Accompanied by my minor in English, I've written brochures, press releases and web content for personal businesses. I worked as a freelance editor on the side, and to date, have edited seven full-length novels. In the first quarter of 2010, my 15,000 word short story Uncurable will be published in the fifth installment of the award winning series Twisted Tails. I'm also a twenty-six-year-old stay at home dad who is happily married with a wonderful two and a half year-old son.

If you would like to read Chuck Steak, I will gladly send sample chapters or the entire manuscript. I want to thank you for taking the time to read this query letter, and I look forward to hearing from you.



(I hope this meets the guidelines-and thanks in advance if this gets posted.)


Dear Ms. Super Agent,

Twenty-five. The age at which Abigail Bronsen hoped to have her life figured out. Instead, she’s a virgin stuck at a dead end job who spends her Saturday nights cleaning her apartment.

Not exactly the exciting life she planned for herself at fifteen, as she’s reminded when her sister produces a list of goals Abigail wrote in high school. Climb a mountain. Give blood. Ride a motorcycle. Write a column for a newspaper or magazine. Fall in Love. She can’t check anything off.

Abigail is certain she’s suffering from a terminal case of averageness when BAM! Mr. Right crashes into her. Ben Harris smashed her car, but boy, was he cute. He’d never be into a girl like her, would he? Actually, he would.

Within a few weeks, Abigail doesn’t recognize her own life: maybe twenty-five isn’t so bad, after all. She has a boyfriend for the first time ever. With Ben’s encouragement the list of things she hasn’t done diminishes. Within a few months, she receives a promotion.

Who is she kidding? Twenty-five is the best year of her life.

Okay, maybe not. The magazine Abigail works for wants her to move to London to write a column. But leaving the United States means leaving Ben. How can she make a choice between the man she loves and the career she wants?

She makes the wrong choice.

TWENTY-FIVE (Contemporary Romance, 98K words) is written in both Abigail and Ben’s point of views. The story will appeal to readers who loved The Notebook, by Nicolas Sparks.

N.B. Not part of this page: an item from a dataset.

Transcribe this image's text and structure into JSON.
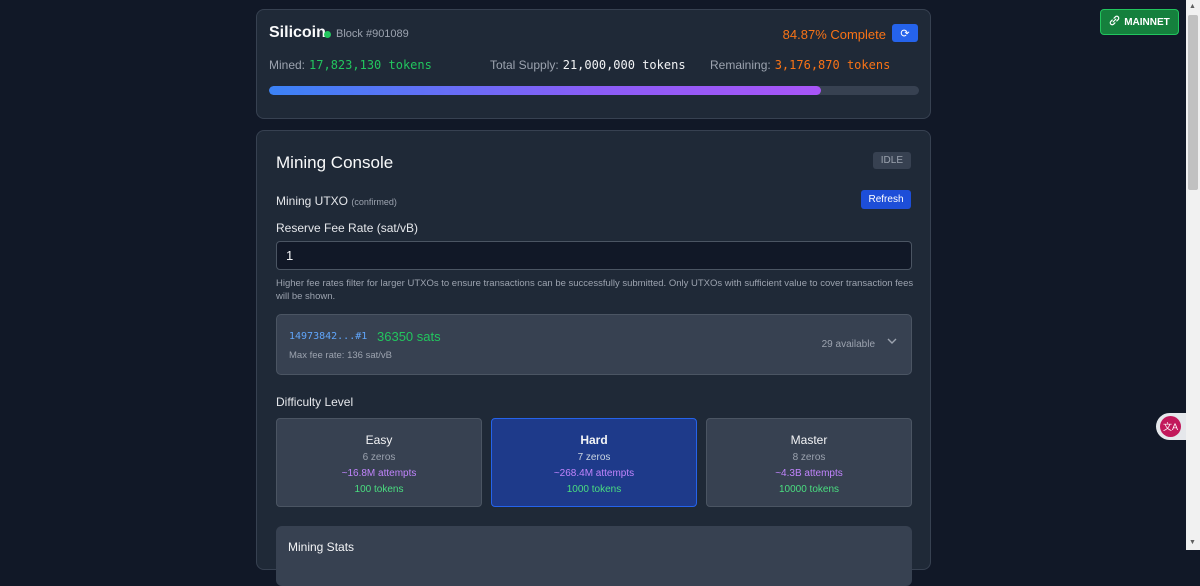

The full manuscript is ready to send for your review. Thank you, and I look forward to hearing from you.


Rachel Hamm